South Africa’s new Women’s Minister, Bathabile Dlamini, says the plight of rural women is a major concern for her department. Dlamini has welcomed the focus on rural women at this year’s session of the Commission on the Status of Women.

The Commission, which wraps up this week in New York, is a key intergovernmental body exclusively dedicated to the promotion of gender equality and the empowerment of women across the globe.

In her first broad-ranging interview since South Africa’s cabinet reshuffle, Dlamini called on Treasury to ensure that gender budgeting takes place within each and every government Department. She said her Ministry would focus on strengthening policy.

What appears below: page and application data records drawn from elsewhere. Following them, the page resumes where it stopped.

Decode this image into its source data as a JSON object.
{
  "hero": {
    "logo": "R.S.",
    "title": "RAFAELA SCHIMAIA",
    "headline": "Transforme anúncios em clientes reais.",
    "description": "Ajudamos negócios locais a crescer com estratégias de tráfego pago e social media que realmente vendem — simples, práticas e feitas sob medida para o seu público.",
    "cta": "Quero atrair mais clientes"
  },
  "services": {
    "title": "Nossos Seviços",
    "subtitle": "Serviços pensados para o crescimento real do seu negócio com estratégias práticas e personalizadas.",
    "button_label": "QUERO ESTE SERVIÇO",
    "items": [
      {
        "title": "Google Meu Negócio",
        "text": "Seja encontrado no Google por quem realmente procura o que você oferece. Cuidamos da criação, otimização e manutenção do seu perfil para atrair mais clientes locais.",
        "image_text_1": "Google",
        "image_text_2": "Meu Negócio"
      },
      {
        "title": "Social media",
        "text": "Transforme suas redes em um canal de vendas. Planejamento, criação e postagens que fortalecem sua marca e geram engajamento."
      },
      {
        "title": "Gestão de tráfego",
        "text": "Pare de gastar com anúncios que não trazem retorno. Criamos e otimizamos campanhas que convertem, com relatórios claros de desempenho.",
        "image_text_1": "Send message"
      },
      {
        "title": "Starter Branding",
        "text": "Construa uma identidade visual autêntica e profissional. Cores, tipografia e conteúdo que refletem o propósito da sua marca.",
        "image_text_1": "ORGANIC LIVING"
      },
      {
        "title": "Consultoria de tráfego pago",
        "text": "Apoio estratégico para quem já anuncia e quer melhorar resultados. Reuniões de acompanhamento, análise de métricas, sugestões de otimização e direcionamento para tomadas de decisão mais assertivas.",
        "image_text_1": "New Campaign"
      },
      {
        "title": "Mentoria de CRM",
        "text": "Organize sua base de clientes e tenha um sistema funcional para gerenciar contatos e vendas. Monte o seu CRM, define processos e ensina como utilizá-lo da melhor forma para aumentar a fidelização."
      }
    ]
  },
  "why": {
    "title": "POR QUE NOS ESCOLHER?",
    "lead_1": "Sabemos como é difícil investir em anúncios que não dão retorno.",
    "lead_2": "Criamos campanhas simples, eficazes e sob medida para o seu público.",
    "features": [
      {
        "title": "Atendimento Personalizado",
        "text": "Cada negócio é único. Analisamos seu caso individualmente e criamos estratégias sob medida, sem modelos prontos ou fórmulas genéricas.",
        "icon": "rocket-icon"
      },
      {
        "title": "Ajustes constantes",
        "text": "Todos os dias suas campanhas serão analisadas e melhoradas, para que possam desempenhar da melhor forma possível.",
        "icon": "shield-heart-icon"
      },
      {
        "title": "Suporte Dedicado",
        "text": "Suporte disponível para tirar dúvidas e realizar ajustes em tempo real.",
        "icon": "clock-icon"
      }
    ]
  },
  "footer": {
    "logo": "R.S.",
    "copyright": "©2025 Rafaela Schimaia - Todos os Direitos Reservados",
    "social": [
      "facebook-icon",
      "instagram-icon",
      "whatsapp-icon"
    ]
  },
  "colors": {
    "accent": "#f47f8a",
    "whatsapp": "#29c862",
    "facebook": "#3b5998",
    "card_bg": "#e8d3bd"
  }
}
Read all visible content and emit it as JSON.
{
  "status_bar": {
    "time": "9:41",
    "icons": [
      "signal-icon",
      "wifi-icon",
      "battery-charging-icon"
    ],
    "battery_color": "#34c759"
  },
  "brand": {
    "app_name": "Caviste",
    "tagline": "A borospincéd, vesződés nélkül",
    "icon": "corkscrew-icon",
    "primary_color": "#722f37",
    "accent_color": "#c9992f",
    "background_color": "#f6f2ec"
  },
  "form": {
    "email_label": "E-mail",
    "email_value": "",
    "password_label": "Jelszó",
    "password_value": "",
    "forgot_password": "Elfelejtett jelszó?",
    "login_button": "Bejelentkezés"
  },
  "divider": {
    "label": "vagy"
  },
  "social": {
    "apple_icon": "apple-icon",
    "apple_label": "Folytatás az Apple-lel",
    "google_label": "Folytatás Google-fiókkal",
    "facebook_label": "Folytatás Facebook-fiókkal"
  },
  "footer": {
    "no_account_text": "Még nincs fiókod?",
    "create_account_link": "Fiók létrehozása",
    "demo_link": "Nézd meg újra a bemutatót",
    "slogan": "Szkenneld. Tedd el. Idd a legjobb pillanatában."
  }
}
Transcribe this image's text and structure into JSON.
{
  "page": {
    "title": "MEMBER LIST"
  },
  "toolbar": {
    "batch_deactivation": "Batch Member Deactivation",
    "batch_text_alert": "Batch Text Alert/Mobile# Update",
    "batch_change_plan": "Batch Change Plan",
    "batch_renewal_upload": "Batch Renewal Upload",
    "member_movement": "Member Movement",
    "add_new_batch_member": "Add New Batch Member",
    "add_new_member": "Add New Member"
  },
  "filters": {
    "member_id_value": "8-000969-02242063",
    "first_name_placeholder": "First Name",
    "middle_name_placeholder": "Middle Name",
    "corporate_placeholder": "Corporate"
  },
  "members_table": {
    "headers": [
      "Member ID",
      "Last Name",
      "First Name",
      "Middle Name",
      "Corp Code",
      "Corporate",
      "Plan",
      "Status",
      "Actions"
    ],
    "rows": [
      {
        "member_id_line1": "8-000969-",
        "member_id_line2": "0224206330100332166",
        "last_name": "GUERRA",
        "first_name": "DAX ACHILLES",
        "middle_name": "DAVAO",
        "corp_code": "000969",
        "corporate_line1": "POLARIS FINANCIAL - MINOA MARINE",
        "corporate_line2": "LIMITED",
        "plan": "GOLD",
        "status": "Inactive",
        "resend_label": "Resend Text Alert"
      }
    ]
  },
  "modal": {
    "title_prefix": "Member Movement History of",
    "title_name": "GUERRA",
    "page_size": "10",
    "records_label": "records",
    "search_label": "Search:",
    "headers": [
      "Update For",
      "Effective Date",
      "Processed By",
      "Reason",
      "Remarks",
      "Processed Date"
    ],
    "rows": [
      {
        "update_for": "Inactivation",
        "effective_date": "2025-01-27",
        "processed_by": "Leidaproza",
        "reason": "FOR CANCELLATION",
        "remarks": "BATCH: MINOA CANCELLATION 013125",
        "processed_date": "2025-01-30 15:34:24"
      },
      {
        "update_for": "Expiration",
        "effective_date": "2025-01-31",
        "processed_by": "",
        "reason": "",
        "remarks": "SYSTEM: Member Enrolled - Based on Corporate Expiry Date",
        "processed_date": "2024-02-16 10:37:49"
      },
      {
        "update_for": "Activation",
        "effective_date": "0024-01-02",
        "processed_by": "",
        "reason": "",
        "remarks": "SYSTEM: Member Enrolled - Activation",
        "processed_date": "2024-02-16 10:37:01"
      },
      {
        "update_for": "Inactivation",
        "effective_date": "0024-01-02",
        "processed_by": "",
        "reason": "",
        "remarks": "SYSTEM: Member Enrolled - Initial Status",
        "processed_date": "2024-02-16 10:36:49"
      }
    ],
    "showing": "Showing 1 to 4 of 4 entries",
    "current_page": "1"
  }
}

Dlamini has also voiced support for pupils at no fee paying schools to receive free sanitary towels. Addressing the issue in Parliament, Dlamini says providing sanitary towels for the poor is an initiative she takes seriously.

This view was supported by an Ipsos online poll ahead of International Women’s Day, and in the wake of the #metoo campaign.

Almost 20 000 people in 28 countries were asked to rate their concerns about a number of gender and equality issues in the ‘Perceptions are not reality… and we’re not as close to equality as we think’ study.

As the only African country participating in the study, South Africans said domestic abuse and access to sanitary products were major challenges.

The South African participants said however, that the most important issue facing women and girls in South Africa is sexual violence. When the results of 27 countries are considered, this is actually the second most important issue overall (28%), while sexual harassment tops the international list (32%).

People in all 28 countries overestimated the scale of violence women experience from partners. South African women said that 62 out of every 100 women experience sexual violence from a spouse or partner, while South African men said they perceived the number at 51.  In fact, 13% of South African women experience such abuse.

Speaking to SABC Digital News, Ipsos director Mari Harris says, “We also asked people how many of the top 500 corporations have women as CEOs. Everybody overestimated the number… in fact only 3% of women are in top positions, this means only three out of every 100 is a female, and that is what we mean with, ‘perceptions are not reality…”

For full interview listen below:



International Women’s Day Global Advisory report. by Okuhle Magcaba